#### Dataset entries

_____

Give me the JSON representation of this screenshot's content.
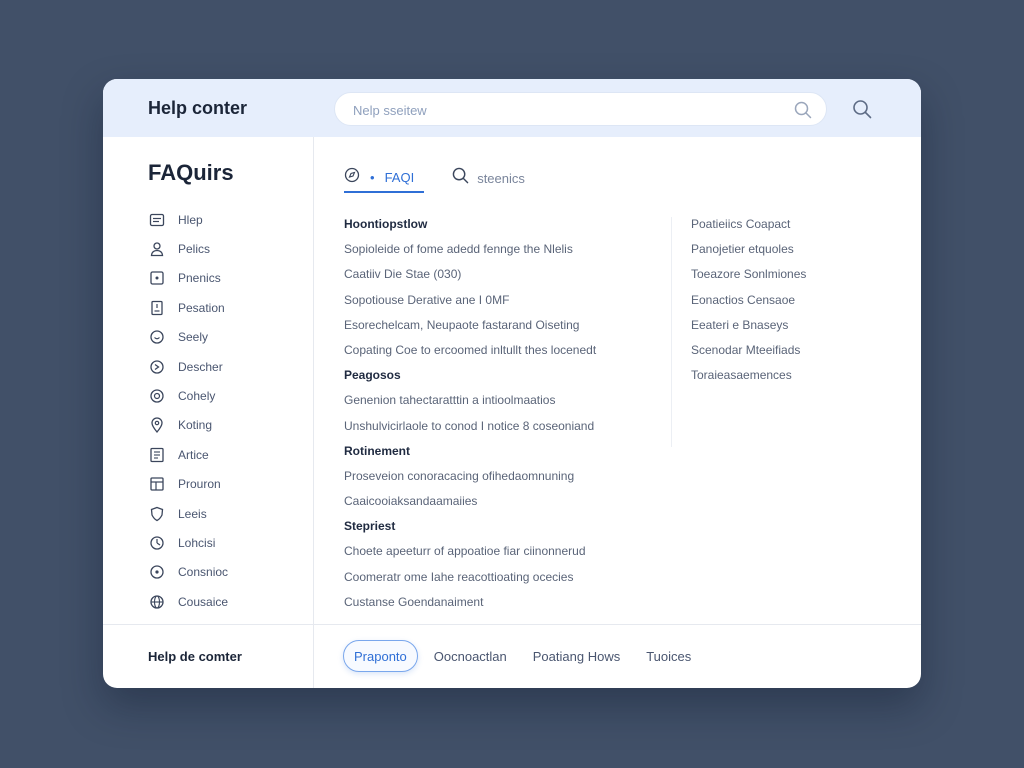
{
  "header": {
    "title": "Help conter",
    "search_placeholder": "Nelp sseitew"
  },
  "sidebar": {
    "title": "FAQuirs",
    "items": [
      {
        "label": "Hlep",
        "icon": "message-icon"
      },
      {
        "label": "Pelics",
        "icon": "user-icon"
      },
      {
        "label": "Pnenics",
        "icon": "square-dot-icon"
      },
      {
        "label": "Pesation",
        "icon": "document-icon"
      },
      {
        "label": "Seely",
        "icon": "chat-bubble-icon"
      },
      {
        "label": "Descher",
        "icon": "refresh-icon"
      },
      {
        "label": "Cohely",
        "icon": "smile-icon"
      },
      {
        "label": "Koting",
        "icon": "location-pin-icon"
      },
      {
        "label": "Artice",
        "icon": "article-icon"
      },
      {
        "label": "Prouron",
        "icon": "image-icon"
      },
      {
        "label": "Leeis",
        "icon": "shield-icon"
      },
      {
        "label": "Lohcisi",
        "icon": "target-icon"
      },
      {
        "label": "Consnioc",
        "icon": "circle-dot-icon"
      },
      {
        "label": "Cousaice",
        "icon": "globe-icon"
      }
    ]
  },
  "tabs": {
    "dot": "•",
    "faq_label": "FAQI",
    "search_label": "steenics"
  },
  "main": {
    "sections": [
      {
        "heading": "Hoontiopstlow",
        "items": [
          "Sopioleide of fome adedd fennge the Nlelis",
          "Caatiiv Die Stae (030)",
          "Sopotiouse Derative ane I 0MF",
          "Esorechelcam, Neupaote fastarand Oiseting",
          "Copating Coe to ercoomed inltullt thes locenedt"
        ]
      },
      {
        "heading": "Peagosos",
        "items": [
          "Genenion tahectaratttin a intioolmaatios",
          "Unshulvicirlaole to conod I notice 8 coseoniand"
        ]
      },
      {
        "heading": "Rotinement",
        "items": [
          "Proseveion conoracacing ofihedaomnuning",
          "Caaicooiaksandaamaiies"
        ]
      },
      {
        "heading": "Stepriest",
        "items": [
          "Choete apeeturr of appoatioe fiar ciinonnerud",
          "Coomeratr ome Iahe reacottioating ocecies",
          "Custanse Goendanaiment"
        ]
      }
    ],
    "right_links": [
      "Poatieiics Coapact",
      "Panojetier etquoles",
      "Toeazore Sonlmiones",
      "Eonactios Censaoe",
      "Eeateri e Bnaseys",
      "Scenodar Mteeifiads",
      "Toraieasaemences"
    ]
  },
  "footer": {
    "title": "Help de comter",
    "links": [
      "Praponto",
      "Oocnoactlan",
      "Poatiang Hows",
      "Tuoices"
    ]
  },
  "colors": {
    "accent": "#2f6fd6",
    "header_bg": "#e6eefc",
    "page_bg": "#415068"
  }
}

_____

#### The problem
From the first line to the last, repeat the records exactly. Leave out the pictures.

#### Answer for the task
Give me the JSON representation of this screenshot's content.
{
  "header": {
    "title": "Help conter",
    "search_placeholder": "Nelp sseitew"
  },
  "sidebar": {
    "title": "FAQuirs",
    "items": [
      {
        "label": "Hlep",
        "icon": "message-icon"
      },
      {
        "label": "Pelics",
        "icon": "user-icon"
      },
      {
        "label": "Pnenics",
        "icon": "square-dot-icon"
      },
      {
        "label": "Pesation",
        "icon": "document-icon"
      },
      {
        "label": "Seely",
        "icon": "chat-bubble-icon"
      },
      {
        "label": "Descher",
        "icon": "refresh-icon"
      },
      {
        "label": "Cohely",
        "icon": "smile-icon"
      },
      {
        "label": "Koting",
        "icon": "location-pin-icon"
      },
      {
        "label": "Artice",
        "icon": "article-icon"
      },
      {
        "label": "Prouron",
        "icon": "image-icon"
      },
      {
        "label": "Leeis",
        "icon": "shield-icon"
      },
      {
        "label": "Lohcisi",
        "icon": "target-icon"
      },
      {
        "label": "Consnioc",
        "icon": "circle-dot-icon"
      },
      {
        "label": "Cousaice",
        "icon": "globe-icon"
      }
    ]
  },
  "tabs": {
    "dot": "•",
    "faq_label": "FAQI",
    "search_label": "steenics"
  },
  "main": {
    "sections": [
      {
        "heading": "Hoontiopstlow",
        "items": [
          "Sopioleide of fome adedd fennge the Nlelis",
          "Caatiiv Die Stae (030)",
          "Sopotiouse Derative ane I 0MF",
          "Esorechelcam, Neupaote fastarand Oiseting",
          "Copating Coe to ercoomed inltullt thes locenedt"
        ]
      },
      {
        "heading": "Peagosos",
        "items": [
          "Genenion tahectaratttin a intioolmaatios",
          "Unshulvicirlaole to conod I notice 8 coseoniand"
        ]
      },
      {
        "heading": "Rotinement",
        "items": [
          "Proseveion conoracacing ofihedaomnuning",
          "Caaicooiaksandaamaiies"
        ]
      },
      {
        "heading": "Stepriest",
        "items": [
          "Choete apeeturr of appoatioe fiar ciinonnerud",
          "Coomeratr ome Iahe reacottioating ocecies",
          "Custanse Goendanaiment"
        ]
      }
    ],
    "right_links": [
      "Poatieiics Coapact",
      "Panojetier etquoles",
      "Toeazore Sonlmiones",
      "Eonactios Censaoe",
      "Eeateri e Bnaseys",
      "Scenodar Mteeifiads",
      "Toraieasaemences"
    ]
  },
  "footer": {
    "title": "Help de comter",
    "links": [
      "Praponto",
      "Oocnoactlan",
      "Poatiang Hows",
      "Tuoices"
    ]
  },
  "colors": {
    "accent": "#2f6fd6",
    "header_bg": "#e6eefc",
    "page_bg": "#415068"
  }
}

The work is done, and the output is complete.